Carbonaceous aerosol components, OC and EC, were quantified using Nilotinib Desert Research Institute (DRI) Model 2001 carbon analyzer (Atmoslytic Inc., Calabasas, CA, USA). The IMPROVE-A thermal/optical reflectance (TOR) protocol (Chow et al., 2007a) was used for the analyses. The detailed analytical approach has been shown in Cao et al. (2005). Total OC was defined as the sum of four OC fractions plus OP, whereas total EC was defined as the sum of three EC sections minus OP. Han et al. (2009) used a thermal optical reflectance method to determine the concentrations of the char and soot fractions of EC because of their interest in the chemical, physical, and light absorbing properties of the two types of EC (Masiello, 2004 and Reid et al., 2005). Accordingly, char was defined here as EC1 minus OP and soot was calculated as the sum of EC2 and EC3.
In-injection port thermal desorption (TD) coupled with gas chromatography/mass spectrometry (GC/MS) was used to quantify selected PAHs and n-alkanes on the filter samples ( Ho and Yu, 2004, Chow et al., 2007b, Ho et al., 2008 and Ho et al., 2011). This method reduces sample preparation time, minimizes potential contamination, and offers lower detection limits compared with more conventional methods.
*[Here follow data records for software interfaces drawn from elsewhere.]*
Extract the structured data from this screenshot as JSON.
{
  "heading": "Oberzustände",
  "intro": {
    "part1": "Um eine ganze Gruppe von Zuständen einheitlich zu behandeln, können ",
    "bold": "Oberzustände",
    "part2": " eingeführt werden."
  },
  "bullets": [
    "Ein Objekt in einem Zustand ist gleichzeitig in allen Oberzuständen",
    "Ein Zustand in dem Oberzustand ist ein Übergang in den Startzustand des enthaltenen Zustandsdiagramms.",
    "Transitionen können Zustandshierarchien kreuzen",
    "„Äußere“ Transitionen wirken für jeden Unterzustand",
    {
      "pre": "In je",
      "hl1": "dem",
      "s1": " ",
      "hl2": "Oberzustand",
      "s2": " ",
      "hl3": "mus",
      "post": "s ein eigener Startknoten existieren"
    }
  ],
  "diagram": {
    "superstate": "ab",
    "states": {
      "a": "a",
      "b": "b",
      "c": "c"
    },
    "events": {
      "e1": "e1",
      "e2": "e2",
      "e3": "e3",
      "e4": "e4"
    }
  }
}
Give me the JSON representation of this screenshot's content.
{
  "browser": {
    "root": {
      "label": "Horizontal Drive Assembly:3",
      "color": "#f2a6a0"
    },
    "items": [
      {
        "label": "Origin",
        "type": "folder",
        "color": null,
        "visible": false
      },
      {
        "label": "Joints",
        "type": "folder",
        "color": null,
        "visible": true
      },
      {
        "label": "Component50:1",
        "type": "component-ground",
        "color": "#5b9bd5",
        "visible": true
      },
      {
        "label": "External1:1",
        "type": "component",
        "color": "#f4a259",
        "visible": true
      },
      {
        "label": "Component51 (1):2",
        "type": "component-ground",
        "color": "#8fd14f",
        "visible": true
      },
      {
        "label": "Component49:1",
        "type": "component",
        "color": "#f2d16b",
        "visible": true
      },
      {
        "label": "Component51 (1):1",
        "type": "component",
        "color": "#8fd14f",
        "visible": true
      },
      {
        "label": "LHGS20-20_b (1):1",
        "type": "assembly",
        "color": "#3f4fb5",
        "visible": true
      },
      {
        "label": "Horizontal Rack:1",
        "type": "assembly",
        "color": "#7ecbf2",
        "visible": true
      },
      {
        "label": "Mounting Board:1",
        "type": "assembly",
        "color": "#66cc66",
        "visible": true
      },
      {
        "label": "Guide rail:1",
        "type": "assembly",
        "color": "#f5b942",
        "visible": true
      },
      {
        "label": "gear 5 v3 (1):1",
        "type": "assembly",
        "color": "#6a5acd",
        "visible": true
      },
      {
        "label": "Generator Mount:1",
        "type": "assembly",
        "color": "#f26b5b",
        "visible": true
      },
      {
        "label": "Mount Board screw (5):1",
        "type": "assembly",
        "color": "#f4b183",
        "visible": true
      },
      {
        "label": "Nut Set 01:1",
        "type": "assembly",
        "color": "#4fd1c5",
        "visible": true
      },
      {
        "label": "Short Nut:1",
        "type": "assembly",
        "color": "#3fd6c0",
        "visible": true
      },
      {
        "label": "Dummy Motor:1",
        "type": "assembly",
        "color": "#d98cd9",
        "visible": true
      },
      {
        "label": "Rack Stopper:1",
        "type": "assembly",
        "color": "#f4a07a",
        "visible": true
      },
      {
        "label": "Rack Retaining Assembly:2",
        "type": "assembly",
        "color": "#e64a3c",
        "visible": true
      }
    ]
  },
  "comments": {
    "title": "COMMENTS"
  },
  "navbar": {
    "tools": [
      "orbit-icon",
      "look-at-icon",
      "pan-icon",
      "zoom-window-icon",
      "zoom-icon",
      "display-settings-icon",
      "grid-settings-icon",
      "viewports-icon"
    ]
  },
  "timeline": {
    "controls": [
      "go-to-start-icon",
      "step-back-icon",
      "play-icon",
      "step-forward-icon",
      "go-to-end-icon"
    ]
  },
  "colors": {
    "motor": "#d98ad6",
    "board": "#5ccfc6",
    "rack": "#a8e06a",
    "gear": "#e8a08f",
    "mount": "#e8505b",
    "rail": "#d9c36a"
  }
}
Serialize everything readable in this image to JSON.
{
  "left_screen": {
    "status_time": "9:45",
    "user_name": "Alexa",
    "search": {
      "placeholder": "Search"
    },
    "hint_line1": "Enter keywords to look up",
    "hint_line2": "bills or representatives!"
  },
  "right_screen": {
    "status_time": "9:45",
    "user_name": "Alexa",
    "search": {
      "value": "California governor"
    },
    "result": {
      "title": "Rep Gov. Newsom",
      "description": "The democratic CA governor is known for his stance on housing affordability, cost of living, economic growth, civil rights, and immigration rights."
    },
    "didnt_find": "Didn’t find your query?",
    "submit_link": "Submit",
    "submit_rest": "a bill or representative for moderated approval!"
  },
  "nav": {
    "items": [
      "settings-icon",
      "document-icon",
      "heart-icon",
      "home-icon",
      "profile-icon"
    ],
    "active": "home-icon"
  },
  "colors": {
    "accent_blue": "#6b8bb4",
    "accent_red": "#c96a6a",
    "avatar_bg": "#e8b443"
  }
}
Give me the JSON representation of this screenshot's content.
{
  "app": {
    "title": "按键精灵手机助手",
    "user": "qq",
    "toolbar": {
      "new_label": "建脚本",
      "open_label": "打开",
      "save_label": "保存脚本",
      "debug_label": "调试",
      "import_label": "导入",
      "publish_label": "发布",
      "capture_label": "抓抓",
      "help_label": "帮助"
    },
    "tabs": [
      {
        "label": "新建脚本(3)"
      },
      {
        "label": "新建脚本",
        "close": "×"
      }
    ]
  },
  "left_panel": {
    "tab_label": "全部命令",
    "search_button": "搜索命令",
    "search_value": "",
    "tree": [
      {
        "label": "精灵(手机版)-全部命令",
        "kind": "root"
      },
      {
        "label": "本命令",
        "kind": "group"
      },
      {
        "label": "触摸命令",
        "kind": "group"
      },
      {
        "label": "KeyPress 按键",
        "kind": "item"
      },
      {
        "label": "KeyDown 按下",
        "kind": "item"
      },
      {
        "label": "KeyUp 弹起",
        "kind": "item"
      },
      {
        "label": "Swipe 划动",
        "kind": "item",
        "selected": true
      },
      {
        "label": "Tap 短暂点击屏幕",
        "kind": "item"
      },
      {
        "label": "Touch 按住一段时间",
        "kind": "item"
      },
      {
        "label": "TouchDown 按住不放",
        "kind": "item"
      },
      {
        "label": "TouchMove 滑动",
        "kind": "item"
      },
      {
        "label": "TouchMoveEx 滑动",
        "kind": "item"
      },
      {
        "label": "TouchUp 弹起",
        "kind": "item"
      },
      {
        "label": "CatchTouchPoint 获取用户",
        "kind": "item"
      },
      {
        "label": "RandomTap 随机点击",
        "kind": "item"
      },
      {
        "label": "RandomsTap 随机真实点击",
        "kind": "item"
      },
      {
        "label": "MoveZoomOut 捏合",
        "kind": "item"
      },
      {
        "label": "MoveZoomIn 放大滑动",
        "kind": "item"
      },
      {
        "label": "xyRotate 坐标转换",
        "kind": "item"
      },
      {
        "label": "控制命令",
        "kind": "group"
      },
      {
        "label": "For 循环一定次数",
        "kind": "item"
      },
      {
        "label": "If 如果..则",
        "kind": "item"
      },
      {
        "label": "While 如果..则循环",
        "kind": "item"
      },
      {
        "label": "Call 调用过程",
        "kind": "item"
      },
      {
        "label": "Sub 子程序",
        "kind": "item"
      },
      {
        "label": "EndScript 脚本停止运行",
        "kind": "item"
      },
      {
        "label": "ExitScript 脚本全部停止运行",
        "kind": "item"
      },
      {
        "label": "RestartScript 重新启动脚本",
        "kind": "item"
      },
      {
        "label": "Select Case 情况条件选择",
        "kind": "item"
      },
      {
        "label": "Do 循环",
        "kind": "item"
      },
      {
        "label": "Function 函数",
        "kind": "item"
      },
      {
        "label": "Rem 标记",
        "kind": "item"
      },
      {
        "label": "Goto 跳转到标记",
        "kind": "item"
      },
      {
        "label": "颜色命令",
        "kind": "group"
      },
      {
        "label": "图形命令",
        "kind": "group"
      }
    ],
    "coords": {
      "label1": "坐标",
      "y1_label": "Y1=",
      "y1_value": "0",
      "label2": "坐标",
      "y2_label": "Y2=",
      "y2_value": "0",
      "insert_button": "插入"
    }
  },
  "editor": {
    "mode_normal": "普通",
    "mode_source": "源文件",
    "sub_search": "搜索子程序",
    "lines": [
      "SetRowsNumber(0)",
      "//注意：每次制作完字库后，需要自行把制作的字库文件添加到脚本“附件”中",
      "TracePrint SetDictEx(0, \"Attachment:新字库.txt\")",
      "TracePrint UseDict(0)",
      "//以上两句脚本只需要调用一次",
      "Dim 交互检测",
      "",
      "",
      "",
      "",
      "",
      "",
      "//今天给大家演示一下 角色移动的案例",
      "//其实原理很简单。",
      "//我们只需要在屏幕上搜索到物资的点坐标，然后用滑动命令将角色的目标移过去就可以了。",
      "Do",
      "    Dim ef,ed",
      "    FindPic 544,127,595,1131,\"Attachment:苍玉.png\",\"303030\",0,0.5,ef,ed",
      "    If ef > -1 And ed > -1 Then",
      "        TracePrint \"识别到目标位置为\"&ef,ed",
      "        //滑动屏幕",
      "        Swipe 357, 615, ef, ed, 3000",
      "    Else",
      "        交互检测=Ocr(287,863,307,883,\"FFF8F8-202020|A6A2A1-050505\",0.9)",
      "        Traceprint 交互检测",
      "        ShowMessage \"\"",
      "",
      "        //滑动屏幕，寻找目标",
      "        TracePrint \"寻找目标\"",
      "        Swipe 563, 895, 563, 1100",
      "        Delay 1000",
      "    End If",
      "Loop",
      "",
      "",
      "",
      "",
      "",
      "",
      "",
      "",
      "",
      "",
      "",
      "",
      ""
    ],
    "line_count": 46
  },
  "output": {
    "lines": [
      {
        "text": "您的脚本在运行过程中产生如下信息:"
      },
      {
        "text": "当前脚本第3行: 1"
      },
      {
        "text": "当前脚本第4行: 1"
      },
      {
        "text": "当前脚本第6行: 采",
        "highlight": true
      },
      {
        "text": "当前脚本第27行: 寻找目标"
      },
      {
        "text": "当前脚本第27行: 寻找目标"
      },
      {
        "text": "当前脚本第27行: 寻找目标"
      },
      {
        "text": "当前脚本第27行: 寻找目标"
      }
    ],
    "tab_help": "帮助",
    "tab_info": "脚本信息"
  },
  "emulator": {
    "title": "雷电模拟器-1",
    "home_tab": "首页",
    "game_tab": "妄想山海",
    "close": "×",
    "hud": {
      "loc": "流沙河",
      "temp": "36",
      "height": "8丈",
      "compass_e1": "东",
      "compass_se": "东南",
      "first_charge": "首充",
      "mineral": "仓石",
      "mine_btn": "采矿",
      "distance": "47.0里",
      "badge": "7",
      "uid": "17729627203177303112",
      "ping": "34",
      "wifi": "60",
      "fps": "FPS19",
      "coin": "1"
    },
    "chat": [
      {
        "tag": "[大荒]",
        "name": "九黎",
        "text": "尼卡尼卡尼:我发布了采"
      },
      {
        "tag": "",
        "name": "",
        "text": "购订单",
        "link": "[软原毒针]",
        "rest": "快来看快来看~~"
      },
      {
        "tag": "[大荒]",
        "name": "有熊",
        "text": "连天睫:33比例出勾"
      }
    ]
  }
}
In fact, the TD-GC/MS has become an alternative to a traditional method of solvent extraction (SE) followed by GC/MS ( van Drooge et al., 2009, Chow et al., 2007b and Bi et al., 2008). The details of in-injection port TD-GC/MS method have been described in our previous publications ( Ho and Yu, 2004, Ho et al., 2008 and Ho et al., 2011). Examples of selected ion monitoring (SIM) chromatograms of PAHs and n-alkanes in this study are shown in Fig. 2.